It was also something that did not escape commentators.
“It’s been incredibly frustrating watching the policy develop on this one,” said Dr Crampton.
“There was the almost unbelievable ignorance in the transport committee when Uber came up to them earlier in the year that just showed how under qualified these guys are.”
University of Auckland marketing expert Dr Bodo Lang said Uber’s arrival in New Zealand has shown that our lawmakers need to sharpen up a bit.
“Regulators need to be somewhat insightful, they need to be adaptive in addressing their role as a regulator.
“On the other hand you don’t want to shelter an industry and make it uncompetitive by letting it operate in a heavily government-regulated space.”

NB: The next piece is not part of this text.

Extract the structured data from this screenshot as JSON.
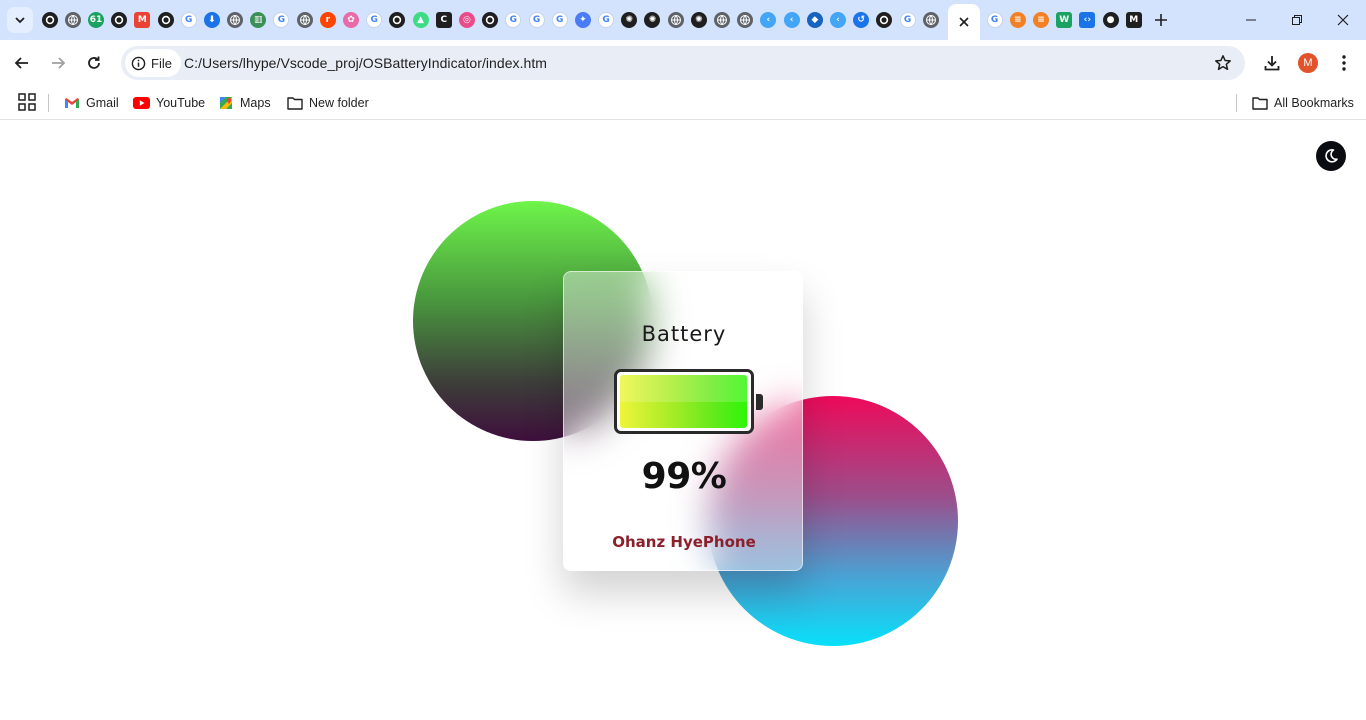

Regulators need to keep their fingers on the pulse of global trends, he said. Uber came here much later than its 2011 US launch.
“What it does show is that they probably weren’t as prepared as they could have been and also probably shows the philosophy of the current Government – let the market decide and not have too much red tape and bureaucracy.”
Which is probably a good thing, he said.
“It helps that the regulators are hands off with this type of stuff and only when enough pressure is applied by lobbying groups and companies that the Government really sees the need to do something.”
So Uber is literally rewriting the rules for transport in New Zealand, but what does such disruption mean for other industries here?
Dr Lang said Uber was likely to have some irreversible impacts on the country’s business ecosystem.
“The thing is if a business operator or owner, whether it is a chain or corporate the lesson to be learned from Uber is you mustn’t take things for granted.
“The way that a market is structured is always flexible and can always move quite rapidly, particularly through technology.
“Whether you are small or large it is always important to be quite visionary about what could happen and be quite challenging in your business strategy sessions.
“The thing is if a business operator or owner, whether it is a chain or corporate the lesson to be learned from Uber is you mustn’t take things for granted.”
“My sense is that many companies find that very hard because they are quite good at the operations, but what about the idea of a competitor that comes from nowhere? In order to retain market share and increase market share they have to be always asking what could happen next.”
The taxi industry, which has tried to modernise its own technology since Uber’s arrival, said it was not giving up.
Taxi Federation executive director John Hart told Newsroom: “The taxi industry has been around a long time and it’s not about to go away.
“The industry isn’t just laying over and giving up, it’s going to be around for a long time yet.”
Dr Crampton said he saw Uber as paving the way for other contractor-type businesses to enter other sectors here.
“There is more broad thinking now about these kinds of contractor-based relationships and the app mediated transaction, it’s now in more sectors and others seem to potentially be going that way, too.”
Uber in New Zealand
The taxi industry raised concerns about Uber sidestepping the law before it even arrived here, so it was no surprise when the business, which defines itself as a ridesharing service, never registered as an Approved Taxi Organisation under New Zealand law.
Instead, Uber drivers just needed a P endorsed driver’s licence and an unmarked vehicle to operate as a private hire service.
Incumbents said the app was unsafe because drivers did not have to meet the same standards as traditional taxi drivers and it was unfair those playing by the rules were getting hit in the pocket for gaining the right accreditation.
Uber argued its technology makes it safer than legal requirements – it screens drivers and those with low ratings were removed, passengers and drivers knew who they were getting in the car with, and all journeys were tracked.
But when, in April 2016, Uber dropped the requirements for drivers to have P endorsements – the Transport Agency moved in.
NZTA has issued around 200 infringements valuing close to $100,000 on Uber drivers since, yet the company continues to operate here.